It has been interesting to follow the debate over the last week on the question of expunging the criminal records of political ex-prisoners. The issue has been around for many years.
We put the issue to Adam Ingram, then Northern Ireland Office (NIO) security minister, in May 2000. At a second meeting in May 2001, he described his government as being "a willing participant" in discussion on the issue. We have actively raised the issue in the context of discrimination against political ex-prisoners and this has been a consistent theme in negotiations around equality and human rights. The current story began with an article in the Irish Independent a week ago. It then appeared, along with an editorial condemning concessions to republicans, in the English Daily Telegraph. Neither of these papers are known for their objectivity with regard to republican ex-prisoners.
The 'story' was reinvigorated by a throwaway remark on BBC Radio Ulster, on Tuesday morning, by David Trimble who said he would be "astonished" if the British government considered it. When Mr Trimble sneezes, the BBC generally catches a cold. BBC Radio and TV dutifully examined the story, with a moral compass which framed the issue as contro-versial, "astonishing" (as per Mr Trimble), giving goodies to baddies and so on. Regrettably, the SDLP's Alban Maginness described the issue as "absurd". Despite its dubious origin, we welcome the debate on this important issue. Why is it necessary to deal with residual criminalisation? It is because political ex-prisoners:
- experience consistently high levels of long-term unemployment
- are barred from applying for many areas of employment either through explicit discrimination or general prejudice
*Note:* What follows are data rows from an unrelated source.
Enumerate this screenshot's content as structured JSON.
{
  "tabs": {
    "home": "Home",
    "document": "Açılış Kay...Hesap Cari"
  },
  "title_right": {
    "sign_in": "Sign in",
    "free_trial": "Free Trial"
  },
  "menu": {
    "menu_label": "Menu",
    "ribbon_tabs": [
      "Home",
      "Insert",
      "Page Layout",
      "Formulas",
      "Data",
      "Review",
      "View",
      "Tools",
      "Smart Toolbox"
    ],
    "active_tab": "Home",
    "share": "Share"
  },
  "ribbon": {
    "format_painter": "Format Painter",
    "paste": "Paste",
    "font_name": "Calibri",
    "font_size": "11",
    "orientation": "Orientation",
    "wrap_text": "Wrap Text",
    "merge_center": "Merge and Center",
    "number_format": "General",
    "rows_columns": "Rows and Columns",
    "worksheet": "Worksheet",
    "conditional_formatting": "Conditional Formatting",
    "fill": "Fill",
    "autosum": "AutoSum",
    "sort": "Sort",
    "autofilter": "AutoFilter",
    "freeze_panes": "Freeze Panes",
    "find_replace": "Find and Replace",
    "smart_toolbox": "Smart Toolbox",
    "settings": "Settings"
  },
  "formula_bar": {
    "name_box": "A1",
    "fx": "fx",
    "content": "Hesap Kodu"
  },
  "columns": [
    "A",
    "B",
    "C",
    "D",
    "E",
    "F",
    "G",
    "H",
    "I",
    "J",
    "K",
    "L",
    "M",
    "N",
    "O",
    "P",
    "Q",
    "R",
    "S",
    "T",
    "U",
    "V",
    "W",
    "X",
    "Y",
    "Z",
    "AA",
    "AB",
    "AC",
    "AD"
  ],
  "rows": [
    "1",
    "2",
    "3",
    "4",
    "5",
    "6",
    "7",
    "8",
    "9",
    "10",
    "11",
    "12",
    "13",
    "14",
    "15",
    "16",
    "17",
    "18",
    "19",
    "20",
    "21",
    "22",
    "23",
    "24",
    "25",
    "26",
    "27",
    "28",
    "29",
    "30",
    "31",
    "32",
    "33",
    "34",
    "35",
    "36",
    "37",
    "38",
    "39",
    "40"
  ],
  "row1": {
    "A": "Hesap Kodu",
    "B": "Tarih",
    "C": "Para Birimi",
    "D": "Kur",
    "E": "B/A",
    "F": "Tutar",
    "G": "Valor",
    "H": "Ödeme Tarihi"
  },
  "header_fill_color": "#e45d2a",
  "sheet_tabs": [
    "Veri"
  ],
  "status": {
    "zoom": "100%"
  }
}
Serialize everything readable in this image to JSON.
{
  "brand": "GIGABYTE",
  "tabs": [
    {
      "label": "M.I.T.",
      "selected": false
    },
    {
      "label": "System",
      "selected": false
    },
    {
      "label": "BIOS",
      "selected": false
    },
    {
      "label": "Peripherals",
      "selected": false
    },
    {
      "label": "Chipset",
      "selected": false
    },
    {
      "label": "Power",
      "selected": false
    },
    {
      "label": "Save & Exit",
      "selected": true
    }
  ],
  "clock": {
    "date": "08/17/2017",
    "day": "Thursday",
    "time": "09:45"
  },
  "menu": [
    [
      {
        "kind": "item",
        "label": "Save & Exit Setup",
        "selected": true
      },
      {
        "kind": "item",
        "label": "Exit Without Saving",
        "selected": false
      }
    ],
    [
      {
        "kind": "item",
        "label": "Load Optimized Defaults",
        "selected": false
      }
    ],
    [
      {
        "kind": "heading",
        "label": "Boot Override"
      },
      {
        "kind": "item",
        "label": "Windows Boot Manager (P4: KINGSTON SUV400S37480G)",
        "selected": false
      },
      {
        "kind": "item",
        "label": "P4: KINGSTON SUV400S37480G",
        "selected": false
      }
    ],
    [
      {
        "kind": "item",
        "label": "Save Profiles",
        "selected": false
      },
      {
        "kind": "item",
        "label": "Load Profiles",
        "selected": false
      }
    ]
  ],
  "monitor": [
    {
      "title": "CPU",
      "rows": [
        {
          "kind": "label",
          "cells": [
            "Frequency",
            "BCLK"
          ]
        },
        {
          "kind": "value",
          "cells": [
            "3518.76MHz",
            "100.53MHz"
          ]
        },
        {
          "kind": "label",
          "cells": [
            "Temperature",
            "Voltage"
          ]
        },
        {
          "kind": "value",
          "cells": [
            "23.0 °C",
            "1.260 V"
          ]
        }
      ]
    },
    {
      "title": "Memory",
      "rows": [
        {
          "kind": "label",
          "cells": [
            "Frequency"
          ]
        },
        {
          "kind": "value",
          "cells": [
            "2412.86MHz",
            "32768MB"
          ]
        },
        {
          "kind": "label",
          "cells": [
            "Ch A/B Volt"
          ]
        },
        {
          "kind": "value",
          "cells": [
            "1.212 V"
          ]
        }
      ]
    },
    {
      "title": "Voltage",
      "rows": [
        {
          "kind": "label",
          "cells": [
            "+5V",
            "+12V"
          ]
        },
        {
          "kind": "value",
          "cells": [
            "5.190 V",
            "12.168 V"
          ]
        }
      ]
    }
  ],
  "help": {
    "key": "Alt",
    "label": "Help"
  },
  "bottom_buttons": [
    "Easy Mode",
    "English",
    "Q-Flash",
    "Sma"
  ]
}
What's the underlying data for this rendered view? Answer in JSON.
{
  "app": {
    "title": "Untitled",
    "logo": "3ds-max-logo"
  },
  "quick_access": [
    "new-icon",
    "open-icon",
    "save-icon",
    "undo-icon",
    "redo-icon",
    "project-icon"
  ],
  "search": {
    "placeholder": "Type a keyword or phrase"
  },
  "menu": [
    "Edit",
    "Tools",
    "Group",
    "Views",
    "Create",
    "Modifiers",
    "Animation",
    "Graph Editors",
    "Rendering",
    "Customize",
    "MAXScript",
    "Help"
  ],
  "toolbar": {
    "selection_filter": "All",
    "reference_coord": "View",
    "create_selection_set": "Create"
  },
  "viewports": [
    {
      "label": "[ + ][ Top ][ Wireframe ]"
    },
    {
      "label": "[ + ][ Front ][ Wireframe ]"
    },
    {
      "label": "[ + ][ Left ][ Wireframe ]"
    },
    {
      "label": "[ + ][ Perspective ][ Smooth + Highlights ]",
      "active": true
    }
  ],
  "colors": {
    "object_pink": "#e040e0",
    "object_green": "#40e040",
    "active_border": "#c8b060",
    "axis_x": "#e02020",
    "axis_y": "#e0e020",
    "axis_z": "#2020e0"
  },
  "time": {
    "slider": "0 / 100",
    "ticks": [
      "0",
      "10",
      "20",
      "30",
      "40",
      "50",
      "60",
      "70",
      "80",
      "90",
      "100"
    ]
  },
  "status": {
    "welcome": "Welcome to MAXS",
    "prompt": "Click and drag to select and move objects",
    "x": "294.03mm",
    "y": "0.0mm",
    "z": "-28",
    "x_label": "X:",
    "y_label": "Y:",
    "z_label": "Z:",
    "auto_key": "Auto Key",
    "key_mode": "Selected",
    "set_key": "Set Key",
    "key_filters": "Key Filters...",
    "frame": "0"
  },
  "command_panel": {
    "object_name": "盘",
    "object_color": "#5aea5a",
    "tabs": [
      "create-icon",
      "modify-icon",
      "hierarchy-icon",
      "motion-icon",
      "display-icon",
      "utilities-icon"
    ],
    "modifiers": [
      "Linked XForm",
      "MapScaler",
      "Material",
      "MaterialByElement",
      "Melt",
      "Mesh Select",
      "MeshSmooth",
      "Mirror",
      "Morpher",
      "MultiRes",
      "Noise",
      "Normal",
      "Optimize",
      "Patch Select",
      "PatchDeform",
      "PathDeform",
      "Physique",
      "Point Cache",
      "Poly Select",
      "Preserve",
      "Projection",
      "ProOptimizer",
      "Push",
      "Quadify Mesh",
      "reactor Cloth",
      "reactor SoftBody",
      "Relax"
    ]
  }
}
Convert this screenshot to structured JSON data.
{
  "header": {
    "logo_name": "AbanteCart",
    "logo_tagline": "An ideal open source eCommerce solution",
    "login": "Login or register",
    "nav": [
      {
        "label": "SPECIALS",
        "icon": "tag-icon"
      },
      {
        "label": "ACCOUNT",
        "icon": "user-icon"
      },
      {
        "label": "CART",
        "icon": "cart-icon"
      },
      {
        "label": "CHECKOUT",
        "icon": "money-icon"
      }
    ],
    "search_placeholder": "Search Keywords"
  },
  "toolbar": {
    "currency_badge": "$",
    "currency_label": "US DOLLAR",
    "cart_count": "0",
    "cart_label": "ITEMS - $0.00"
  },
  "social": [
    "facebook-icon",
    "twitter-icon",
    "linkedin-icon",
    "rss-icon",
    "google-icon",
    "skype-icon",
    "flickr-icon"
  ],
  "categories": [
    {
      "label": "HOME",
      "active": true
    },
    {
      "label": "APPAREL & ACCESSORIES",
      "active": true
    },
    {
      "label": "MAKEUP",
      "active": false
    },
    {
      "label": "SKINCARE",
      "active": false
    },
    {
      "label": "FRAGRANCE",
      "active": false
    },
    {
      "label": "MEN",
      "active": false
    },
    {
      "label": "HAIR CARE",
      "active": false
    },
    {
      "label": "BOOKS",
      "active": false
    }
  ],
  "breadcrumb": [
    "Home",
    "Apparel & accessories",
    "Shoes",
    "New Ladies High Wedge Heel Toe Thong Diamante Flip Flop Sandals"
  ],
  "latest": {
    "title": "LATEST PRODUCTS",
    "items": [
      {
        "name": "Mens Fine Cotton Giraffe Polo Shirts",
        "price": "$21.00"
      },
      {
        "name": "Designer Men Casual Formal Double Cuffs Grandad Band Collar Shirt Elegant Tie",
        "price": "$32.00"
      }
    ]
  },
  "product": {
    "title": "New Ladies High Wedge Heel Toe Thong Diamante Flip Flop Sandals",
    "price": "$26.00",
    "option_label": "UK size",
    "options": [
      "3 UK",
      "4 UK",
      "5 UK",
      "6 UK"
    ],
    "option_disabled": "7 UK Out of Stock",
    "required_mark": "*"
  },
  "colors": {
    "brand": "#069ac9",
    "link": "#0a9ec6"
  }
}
- face explicit legal blocks such as Section 2 (4) of the Fair Employment and Treatment (NI) Order which is being used by employers to justify discrimination, or the bar on ex-prisoners becoming police officers
- still have difficulties applying for taxi licences
- face constant hurdles regarding the disclosure of 'criminal' convictions and dealing with the prejudices of employers. (The system was developed for non-political offenders and been extended significantly because of concerns over sex offenders seeking employment involving contact with young people. This is an important safeguard, but its effect is to restrict political ex-prisoners from accessing employment)
- have difficulty accessing finance for self-employment and insurance or mortgage facilities. All forms request 'criminal' conviction information
- cannot adopt children
- cannot access compensation when they are victims of attacks on their person or their property
- face difficulties travelling because their records appear on security checks, leading to harassment at ports.
In response to the discrimination and barriers facing our constituency which also affect loyalist ex-prisoners we have developed a straightforward policy platform:
- discrimination against political ex-prisoners should be made illegal
- 'criminal' convictions attached to political ex-prisoners should be expunged
- a policy initiative across the island to implement the commitment with regard to ex-prisoners contained in the Good Friday Agreement.
We have, since 1998, made representations to the NIO, the Irish government and the Stormont Executive concerning the commitment in the Good Friday Agreement to "measures to facilitate the reintegration" of political ex-prisoners (see paragraph five of the section on prisoners). We have also lobbied the Equality Authority, the Equality Commission, the Human Rights Commission and the National Economic and Social Forum (NESF). All these organisations have made policy proposals regarding legislative and/or administrative barriers facing political ex-prisoners.
The NESF in the Republic reported (January 2002) on arrangements for the reintegration of prisoners.
It affirmed an equality authority proposal regarding protection against discrimination. (The Equality Commission in the north has also adopted this position.)
It further proposed that some mechanism should be established through which 'criminal' records could be expunged. Taoiseach Bertie Ahern, when launching the report,, said that this recommendation in particular "is close to my heart". Little has happened since either in the north or south. Though we note in passing that the few British soldiers convicted of conflict-related offences are well looked after by their masters. Our conclusion is that our issues receive low priority because the debate on the morality of the conflict still continues. In wider society, ex-prisoners are seen as the people responsible for the war. In republican communities, it was the policies of Unionist and British governments which brought conflict.
This is not an argument which will be resolved quickly. It is not right that involvement in the conflict should mean a life of poverty and second-class citizenship.
Our constituency deserve full and equal citizenship across Ireland. It is often said that one can judge the quality of a society by the way it treats its prisoners. In similar vein, one can judge the quality of a peace process by the way ex-prisoners are treated.
On this criterion, it is easy to see why many ex-prisoners are critical of the British and Irish governments' failures to implement commitments in this area.
Five years after the Good Friday Agreement, it is surely time for these issues to be addressed.
Mike Ritchie is director of Coiste na nIarchimi, the national network for republican ex-prisoners. Coiste advocates the full and equal citizenship of former prisoners in the context of political transformation. It is also engaged in a programme of dialogue and debate with other sectors in Irish society.